31 State Goal 23: Human Body Systems Goal: Understand human body systems and factors that influence growth and development. Why important: To achieve healthful individual development, students need to understand human anatomy and physiology, nutrition, stages of growth and development, avoidance of harmful actions, and the characteristics of good health habits.
32 Revisions to SG 23
33 23D - Communicating the WHY Brain/Body Connection 70 Crucial for students to understand: Why physical activity is beneficial to academics The importance of lifelong fitness Human anatomy and physiology Nutritional concepts Stages of growth and development Characteristics of healthy habit What can this look like in practice? The Brain Song
34 State Goal 24: Communications & Decision-Making Goal: Promote and enhance health and well-being through the use of effective communication and decision-making skills. Revisions: Added connection to Social-Emotional Learning Standards. Why this goal is important: Students need to know how to communicate their health needs and take responsibility for their health. Consideration for others becomes a part of health promotion: Students who can identify and communicate about health-related issues, and can make healthy decisions, will benefit as they grow and mature in school and throughout life.

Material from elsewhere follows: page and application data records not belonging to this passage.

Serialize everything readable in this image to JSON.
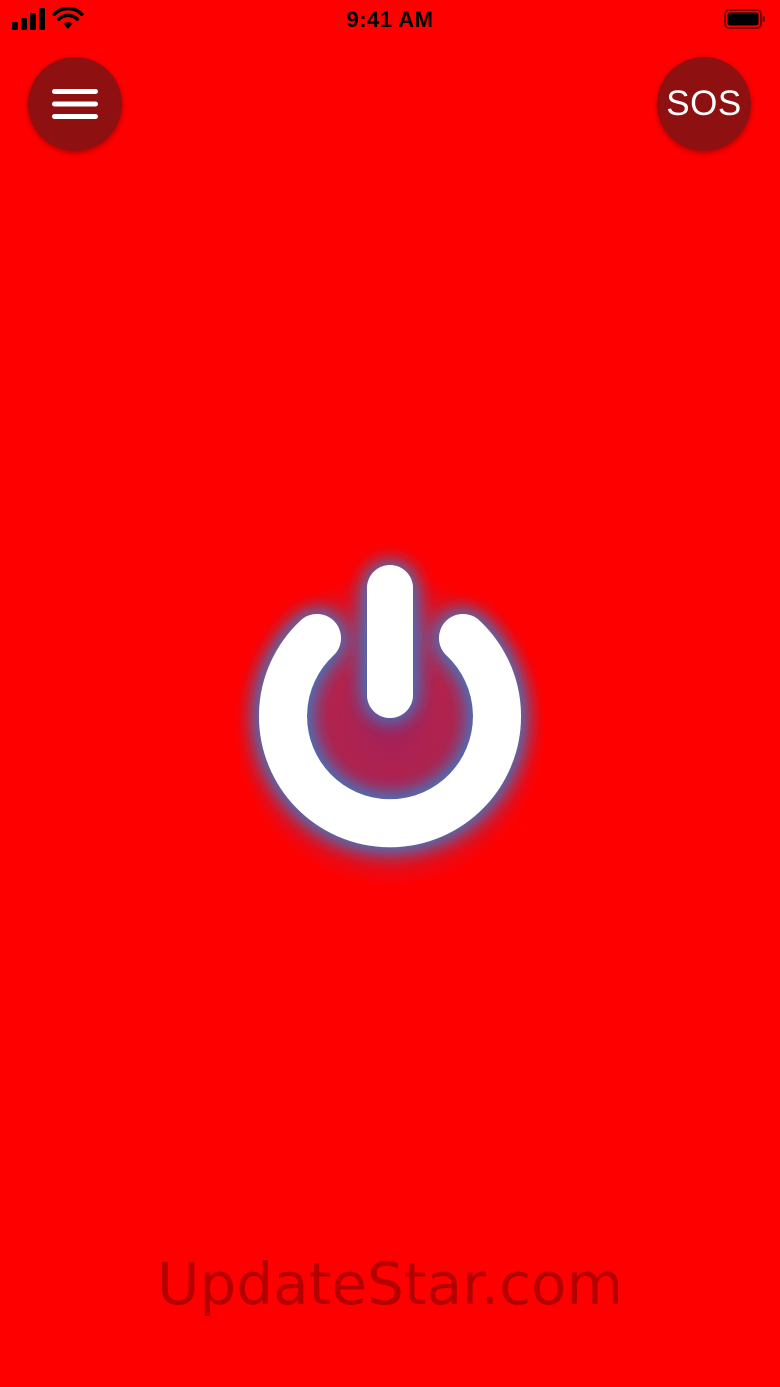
{
  "status_bar": {
    "time": "9:41 AM",
    "icons": [
      "signal-icon",
      "wifi-icon",
      "battery-icon"
    ]
  },
  "header": {
    "menu_icon": "hamburger-menu-icon",
    "sos_label": "SOS"
  },
  "main": {
    "power_icon": "power-icon",
    "state": "off"
  },
  "watermark": {
    "text": "UpdateStar.com"
  },
  "colors": {
    "background": "#ff0000",
    "button_fill": "#8e1010",
    "icon_white": "#ffffff",
    "glow_blue": "#3a7cc8",
    "status_text": "#000000"
  }
}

35 New Fitness Testing Requirements
36 How did we get to fitness assessments? 83 New Law PA : Following recommendations of the Enhanced P.E. Task Force, legislature passed a new law requiring fitness assessments to help measure the impact of state goal 20 in the learning standards for physical development and health Law requires scientifically-based, health related fitness assessments be given to Illinois students every year for grades 3 through 12 How will fitness assessments help?
37 Fitness testing protocol 89 Schools will use fitness testing protocols that were developed by Fitnessgram. What is Fitnessgram? Measures progress, not performance. Fitnessgram is a criterion-based, health-related fitness assessment tool, provides a snapshot of each child s health. Used as an ongoing assessment in a P.E. curriculum, Fitnessgram gives students a starting point and helps them make plans to improve their health and fitness.
39 Resources: 90 All resources you need to administer the required tests are available for FREE at PYFP.org The testing protocols One-pager on test administration The full handbook on test administration Equipment workarounds The free reporting spreadsheet Guide on interpreting results Brockport alternatives
40 Pump Up P.E. Trainings In , we offered 13 trainings in suburban Cook County and six trainings in the collar counties. We will be offering more trainings in the school year. Sign up to receive updates on the training schedule!
41 Q & A Contact information: Sarah Chusid Enhanced Physical Education & Obesity Prevention Program Specialist Center for Policy & Partnership Initiatives Illinois Public Health Institute (312) Ext. 10